[WORK ORDER] The expected output is every line of the data exactly as shown, minus the images.

[DATA SUPPLIED]

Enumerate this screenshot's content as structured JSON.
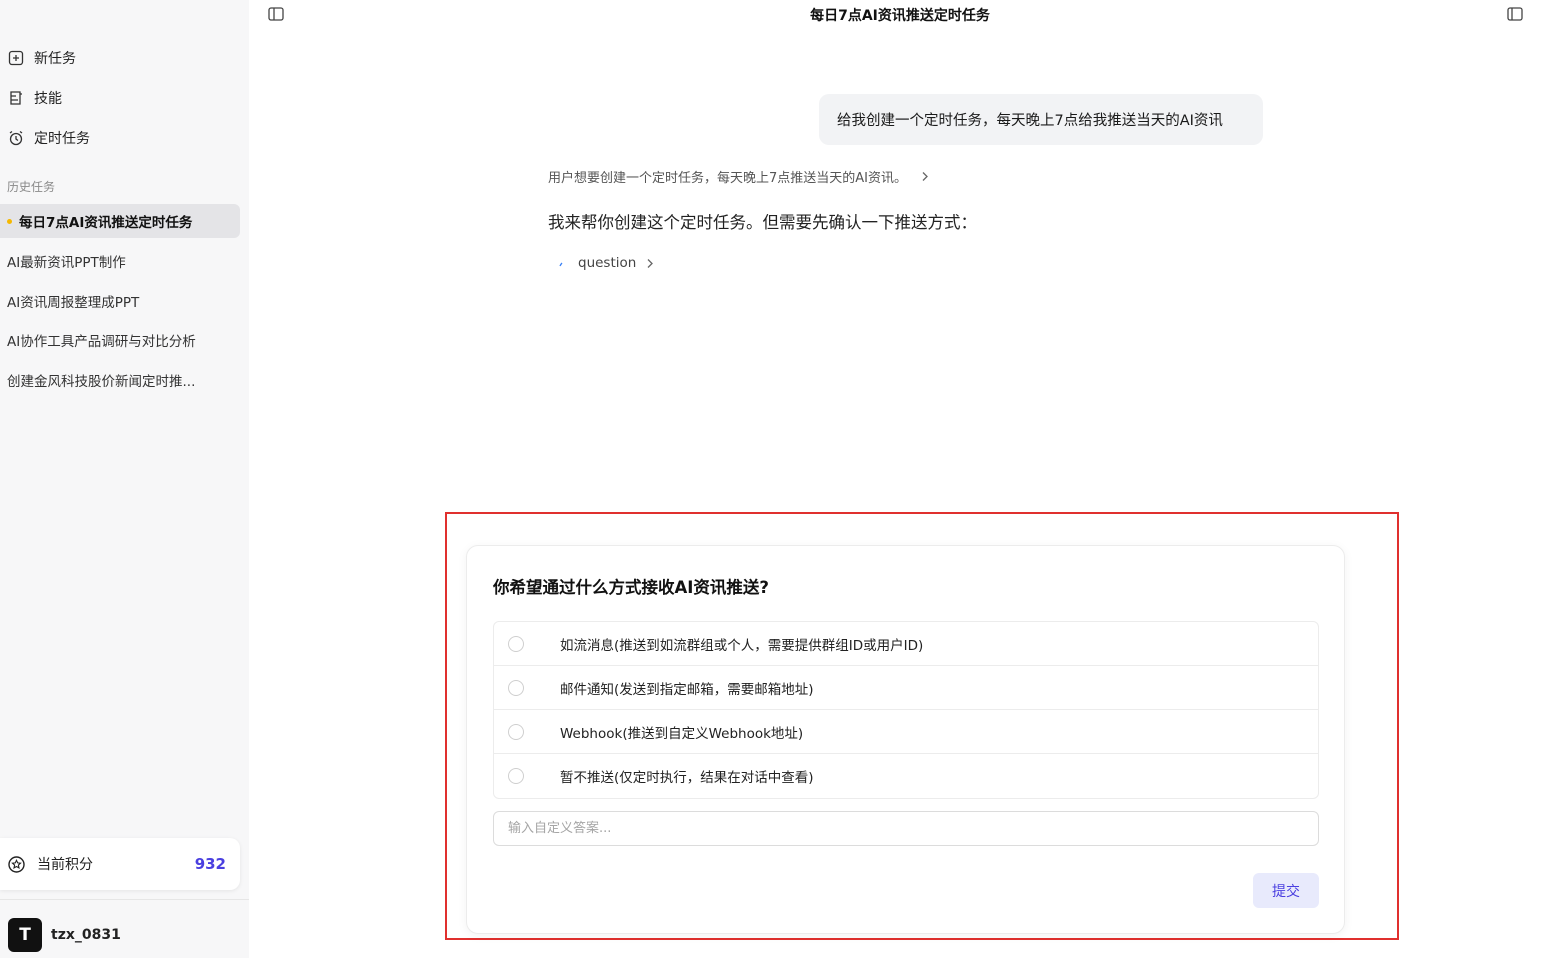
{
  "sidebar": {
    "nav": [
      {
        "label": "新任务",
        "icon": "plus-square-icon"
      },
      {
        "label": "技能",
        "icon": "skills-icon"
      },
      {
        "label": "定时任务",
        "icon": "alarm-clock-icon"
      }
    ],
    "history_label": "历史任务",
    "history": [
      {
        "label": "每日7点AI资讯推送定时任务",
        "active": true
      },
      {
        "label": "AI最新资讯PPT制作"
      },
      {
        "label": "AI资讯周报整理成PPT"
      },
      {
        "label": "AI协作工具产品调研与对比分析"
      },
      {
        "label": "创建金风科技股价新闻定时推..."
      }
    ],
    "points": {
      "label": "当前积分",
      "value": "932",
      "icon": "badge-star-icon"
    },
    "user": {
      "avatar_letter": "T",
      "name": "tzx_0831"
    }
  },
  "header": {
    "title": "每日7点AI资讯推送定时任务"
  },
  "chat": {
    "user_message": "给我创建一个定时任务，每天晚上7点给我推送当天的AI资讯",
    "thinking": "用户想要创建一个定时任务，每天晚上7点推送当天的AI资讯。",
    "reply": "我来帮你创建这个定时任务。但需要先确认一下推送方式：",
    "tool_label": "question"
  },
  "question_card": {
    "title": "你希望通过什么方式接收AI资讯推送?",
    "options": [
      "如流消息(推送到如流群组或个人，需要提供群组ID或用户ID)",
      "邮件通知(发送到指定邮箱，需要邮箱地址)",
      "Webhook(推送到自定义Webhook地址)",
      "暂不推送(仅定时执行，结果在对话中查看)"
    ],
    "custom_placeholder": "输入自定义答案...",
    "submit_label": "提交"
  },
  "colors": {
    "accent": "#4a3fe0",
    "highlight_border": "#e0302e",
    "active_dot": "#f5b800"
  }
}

[FINISHED TASK]
Enumerate this screenshot's content as structured JSON.
{
  "sidebar": {
    "nav": [
      {
        "label": "新任务",
        "icon": "plus-square-icon"
      },
      {
        "label": "技能",
        "icon": "skills-icon"
      },
      {
        "label": "定时任务",
        "icon": "alarm-clock-icon"
      }
    ],
    "history_label": "历史任务",
    "history": [
      {
        "label": "每日7点AI资讯推送定时任务",
        "active": true
      },
      {
        "label": "AI最新资讯PPT制作"
      },
      {
        "label": "AI资讯周报整理成PPT"
      },
      {
        "label": "AI协作工具产品调研与对比分析"
      },
      {
        "label": "创建金风科技股价新闻定时推..."
      }
    ],
    "points": {
      "label": "当前积分",
      "value": "932",
      "icon": "badge-star-icon"
    },
    "user": {
      "avatar_letter": "T",
      "name": "tzx_0831"
    }
  },
  "header": {
    "title": "每日7点AI资讯推送定时任务"
  },
  "chat": {
    "user_message": "给我创建一个定时任务，每天晚上7点给我推送当天的AI资讯",
    "thinking": "用户想要创建一个定时任务，每天晚上7点推送当天的AI资讯。",
    "reply": "我来帮你创建这个定时任务。但需要先确认一下推送方式：",
    "tool_label": "question"
  },
  "question_card": {
    "title": "你希望通过什么方式接收AI资讯推送?",
    "options": [
      "如流消息(推送到如流群组或个人，需要提供群组ID或用户ID)",
      "邮件通知(发送到指定邮箱，需要邮箱地址)",
      "Webhook(推送到自定义Webhook地址)",
      "暂不推送(仅定时执行，结果在对话中查看)"
    ],
    "custom_placeholder": "输入自定义答案...",
    "submit_label": "提交"
  },
  "colors": {
    "accent": "#4a3fe0",
    "highlight_border": "#e0302e",
    "active_dot": "#f5b800"
  }
}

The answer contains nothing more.